* **About this exercise**
Look through the data below and work out how many lines contain the string "Кадастровый". Give the number alone.

* **Supplied data**

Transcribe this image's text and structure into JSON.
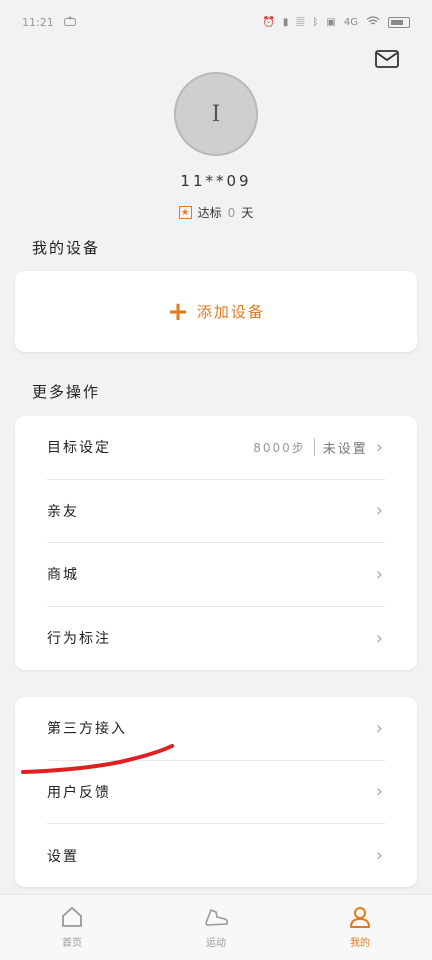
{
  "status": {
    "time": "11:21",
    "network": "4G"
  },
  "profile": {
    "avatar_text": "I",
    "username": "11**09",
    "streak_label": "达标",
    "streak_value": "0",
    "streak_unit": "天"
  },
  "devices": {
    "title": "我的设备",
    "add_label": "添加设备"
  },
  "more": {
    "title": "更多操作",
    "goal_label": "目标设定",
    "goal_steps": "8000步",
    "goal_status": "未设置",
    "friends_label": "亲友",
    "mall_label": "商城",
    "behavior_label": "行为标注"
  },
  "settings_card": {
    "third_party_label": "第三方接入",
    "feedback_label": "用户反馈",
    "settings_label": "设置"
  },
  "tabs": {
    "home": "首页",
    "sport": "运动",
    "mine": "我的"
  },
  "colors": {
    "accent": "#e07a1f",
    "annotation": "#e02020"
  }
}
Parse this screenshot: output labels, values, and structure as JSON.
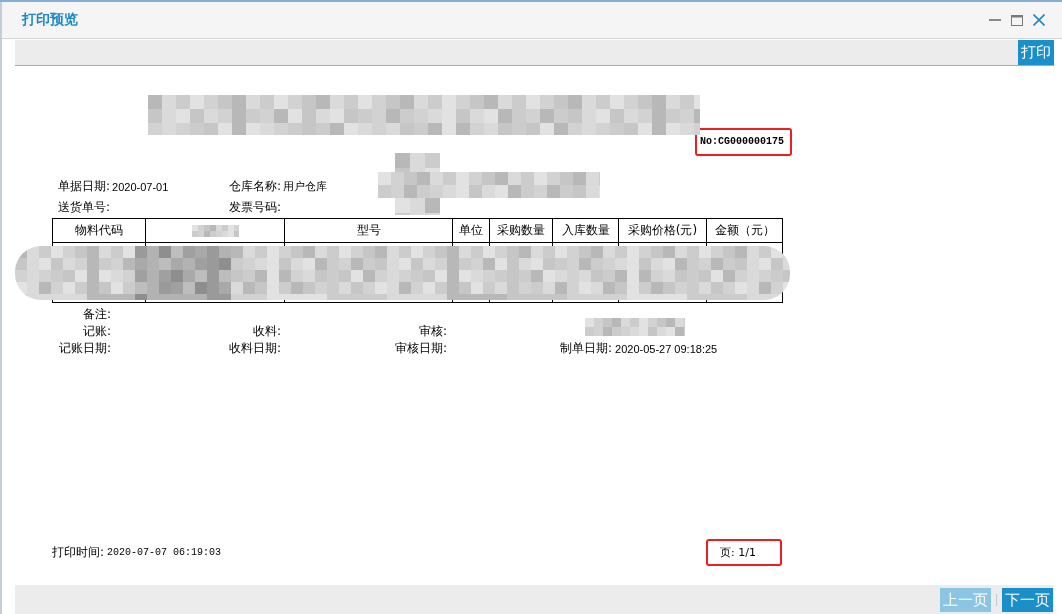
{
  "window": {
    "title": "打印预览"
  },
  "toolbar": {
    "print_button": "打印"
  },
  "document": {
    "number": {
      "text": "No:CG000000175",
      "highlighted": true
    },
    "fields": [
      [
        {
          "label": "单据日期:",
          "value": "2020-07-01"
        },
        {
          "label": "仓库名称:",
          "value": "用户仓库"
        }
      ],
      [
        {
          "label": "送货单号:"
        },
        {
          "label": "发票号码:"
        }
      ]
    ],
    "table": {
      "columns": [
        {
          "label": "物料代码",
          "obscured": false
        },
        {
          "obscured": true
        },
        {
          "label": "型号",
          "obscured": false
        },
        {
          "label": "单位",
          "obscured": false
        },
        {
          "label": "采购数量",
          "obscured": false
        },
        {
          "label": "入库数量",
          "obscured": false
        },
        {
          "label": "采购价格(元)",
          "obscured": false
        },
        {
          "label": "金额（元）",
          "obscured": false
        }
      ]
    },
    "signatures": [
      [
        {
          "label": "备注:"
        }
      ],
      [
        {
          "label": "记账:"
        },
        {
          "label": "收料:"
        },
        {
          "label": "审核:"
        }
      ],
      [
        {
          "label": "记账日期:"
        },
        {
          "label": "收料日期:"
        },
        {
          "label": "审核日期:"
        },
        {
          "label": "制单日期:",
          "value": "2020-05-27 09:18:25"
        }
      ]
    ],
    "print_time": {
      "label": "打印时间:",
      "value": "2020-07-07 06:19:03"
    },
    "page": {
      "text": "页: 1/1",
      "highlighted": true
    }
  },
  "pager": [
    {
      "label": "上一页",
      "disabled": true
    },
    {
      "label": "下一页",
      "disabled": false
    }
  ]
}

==

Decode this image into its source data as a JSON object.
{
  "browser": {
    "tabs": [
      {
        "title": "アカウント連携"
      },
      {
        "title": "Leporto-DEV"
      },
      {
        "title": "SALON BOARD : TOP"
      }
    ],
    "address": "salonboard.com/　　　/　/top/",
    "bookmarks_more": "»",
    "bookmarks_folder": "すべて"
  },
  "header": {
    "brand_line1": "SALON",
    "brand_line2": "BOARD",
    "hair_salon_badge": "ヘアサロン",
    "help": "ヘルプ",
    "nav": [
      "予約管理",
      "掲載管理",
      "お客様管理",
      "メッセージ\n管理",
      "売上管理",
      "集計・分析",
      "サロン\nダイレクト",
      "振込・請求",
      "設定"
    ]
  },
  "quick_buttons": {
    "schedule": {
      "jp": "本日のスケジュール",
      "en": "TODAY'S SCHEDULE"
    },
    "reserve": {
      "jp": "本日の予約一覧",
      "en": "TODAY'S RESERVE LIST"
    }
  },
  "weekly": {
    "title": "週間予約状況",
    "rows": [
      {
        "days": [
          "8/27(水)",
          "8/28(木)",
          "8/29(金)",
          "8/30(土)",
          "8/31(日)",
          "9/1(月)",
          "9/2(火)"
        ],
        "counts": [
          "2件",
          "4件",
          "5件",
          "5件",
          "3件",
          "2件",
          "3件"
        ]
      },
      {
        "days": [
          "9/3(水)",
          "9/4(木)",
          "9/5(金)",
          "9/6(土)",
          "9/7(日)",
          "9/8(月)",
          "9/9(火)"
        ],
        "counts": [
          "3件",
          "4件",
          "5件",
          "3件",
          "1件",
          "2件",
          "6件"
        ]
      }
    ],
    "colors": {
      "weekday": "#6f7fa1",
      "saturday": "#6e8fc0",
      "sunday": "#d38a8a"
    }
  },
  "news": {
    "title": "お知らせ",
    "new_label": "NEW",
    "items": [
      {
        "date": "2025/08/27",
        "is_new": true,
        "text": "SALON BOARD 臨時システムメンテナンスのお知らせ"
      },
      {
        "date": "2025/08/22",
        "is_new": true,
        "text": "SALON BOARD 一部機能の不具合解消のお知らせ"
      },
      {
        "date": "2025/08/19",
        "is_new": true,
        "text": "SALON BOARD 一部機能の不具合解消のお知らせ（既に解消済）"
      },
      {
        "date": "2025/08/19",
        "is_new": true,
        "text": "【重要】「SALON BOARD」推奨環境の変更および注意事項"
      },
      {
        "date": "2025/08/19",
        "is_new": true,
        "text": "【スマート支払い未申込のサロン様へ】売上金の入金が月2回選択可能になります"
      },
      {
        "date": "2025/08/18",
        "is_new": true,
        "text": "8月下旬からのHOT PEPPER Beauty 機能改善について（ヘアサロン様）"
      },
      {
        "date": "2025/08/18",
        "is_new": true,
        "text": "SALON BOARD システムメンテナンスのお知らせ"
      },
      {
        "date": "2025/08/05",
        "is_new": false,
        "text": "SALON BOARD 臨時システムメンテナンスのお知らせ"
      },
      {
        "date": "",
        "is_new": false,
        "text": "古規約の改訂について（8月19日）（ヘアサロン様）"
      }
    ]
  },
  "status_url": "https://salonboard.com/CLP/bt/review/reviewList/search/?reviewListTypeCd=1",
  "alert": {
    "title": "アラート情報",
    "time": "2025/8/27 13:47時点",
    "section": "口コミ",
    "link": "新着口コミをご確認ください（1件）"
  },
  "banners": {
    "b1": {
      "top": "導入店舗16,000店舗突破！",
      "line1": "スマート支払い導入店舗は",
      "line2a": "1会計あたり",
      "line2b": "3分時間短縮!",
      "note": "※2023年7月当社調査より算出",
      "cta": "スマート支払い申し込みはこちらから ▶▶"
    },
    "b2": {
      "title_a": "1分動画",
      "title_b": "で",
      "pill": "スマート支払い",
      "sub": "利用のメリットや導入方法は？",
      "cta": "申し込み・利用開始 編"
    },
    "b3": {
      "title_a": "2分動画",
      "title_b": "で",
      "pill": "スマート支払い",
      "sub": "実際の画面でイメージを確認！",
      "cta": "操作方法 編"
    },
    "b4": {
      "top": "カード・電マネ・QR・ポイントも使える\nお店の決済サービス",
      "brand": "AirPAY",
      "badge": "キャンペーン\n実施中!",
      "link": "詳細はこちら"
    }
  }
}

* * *

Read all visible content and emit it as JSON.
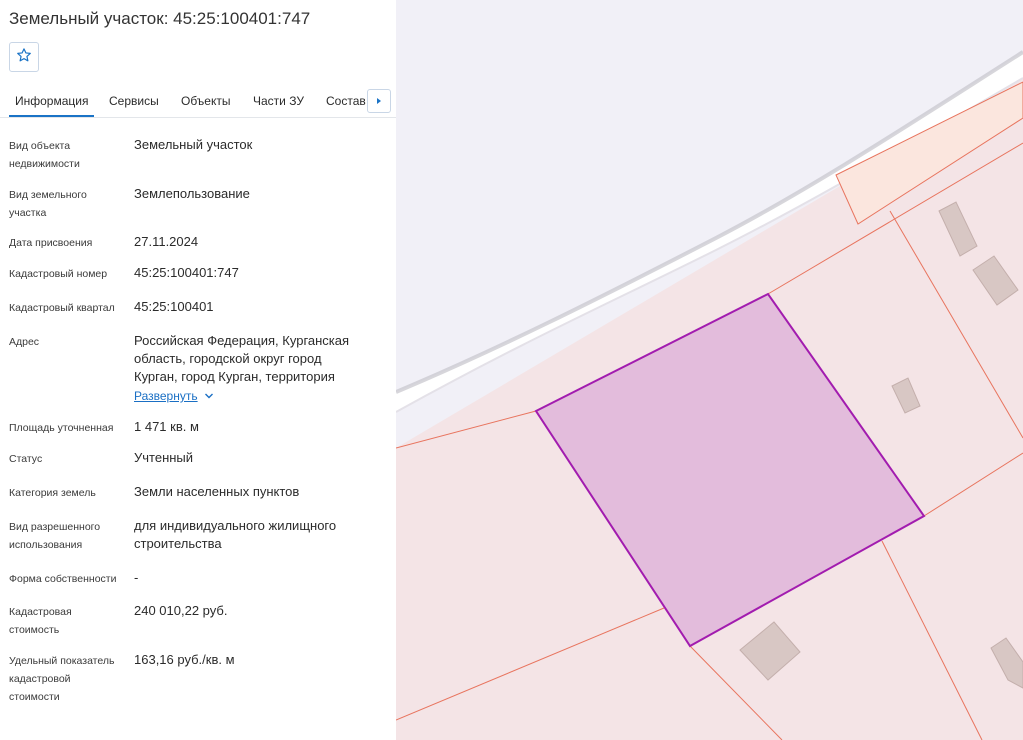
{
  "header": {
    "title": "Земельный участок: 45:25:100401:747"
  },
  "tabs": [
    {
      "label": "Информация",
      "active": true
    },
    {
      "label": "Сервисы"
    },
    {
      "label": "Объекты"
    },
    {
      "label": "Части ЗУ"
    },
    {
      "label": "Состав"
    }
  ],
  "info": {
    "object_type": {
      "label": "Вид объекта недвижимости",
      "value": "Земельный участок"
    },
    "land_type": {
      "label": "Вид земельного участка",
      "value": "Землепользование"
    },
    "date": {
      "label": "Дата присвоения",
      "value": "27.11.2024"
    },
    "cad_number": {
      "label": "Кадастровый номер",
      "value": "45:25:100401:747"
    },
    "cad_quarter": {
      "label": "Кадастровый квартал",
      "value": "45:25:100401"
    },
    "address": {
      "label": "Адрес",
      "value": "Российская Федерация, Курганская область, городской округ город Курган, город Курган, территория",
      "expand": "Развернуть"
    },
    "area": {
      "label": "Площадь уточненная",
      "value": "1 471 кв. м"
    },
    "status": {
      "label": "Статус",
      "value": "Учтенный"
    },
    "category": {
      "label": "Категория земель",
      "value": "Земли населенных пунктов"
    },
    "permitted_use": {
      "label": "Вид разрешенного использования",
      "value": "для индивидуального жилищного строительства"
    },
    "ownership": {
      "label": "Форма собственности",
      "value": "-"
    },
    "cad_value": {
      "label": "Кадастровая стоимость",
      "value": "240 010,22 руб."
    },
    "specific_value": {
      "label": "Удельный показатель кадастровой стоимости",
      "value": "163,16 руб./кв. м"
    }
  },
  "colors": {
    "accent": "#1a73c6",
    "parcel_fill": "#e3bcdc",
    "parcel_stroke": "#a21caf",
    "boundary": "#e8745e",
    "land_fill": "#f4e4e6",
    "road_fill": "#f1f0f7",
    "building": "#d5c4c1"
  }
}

* **Problem solution**
2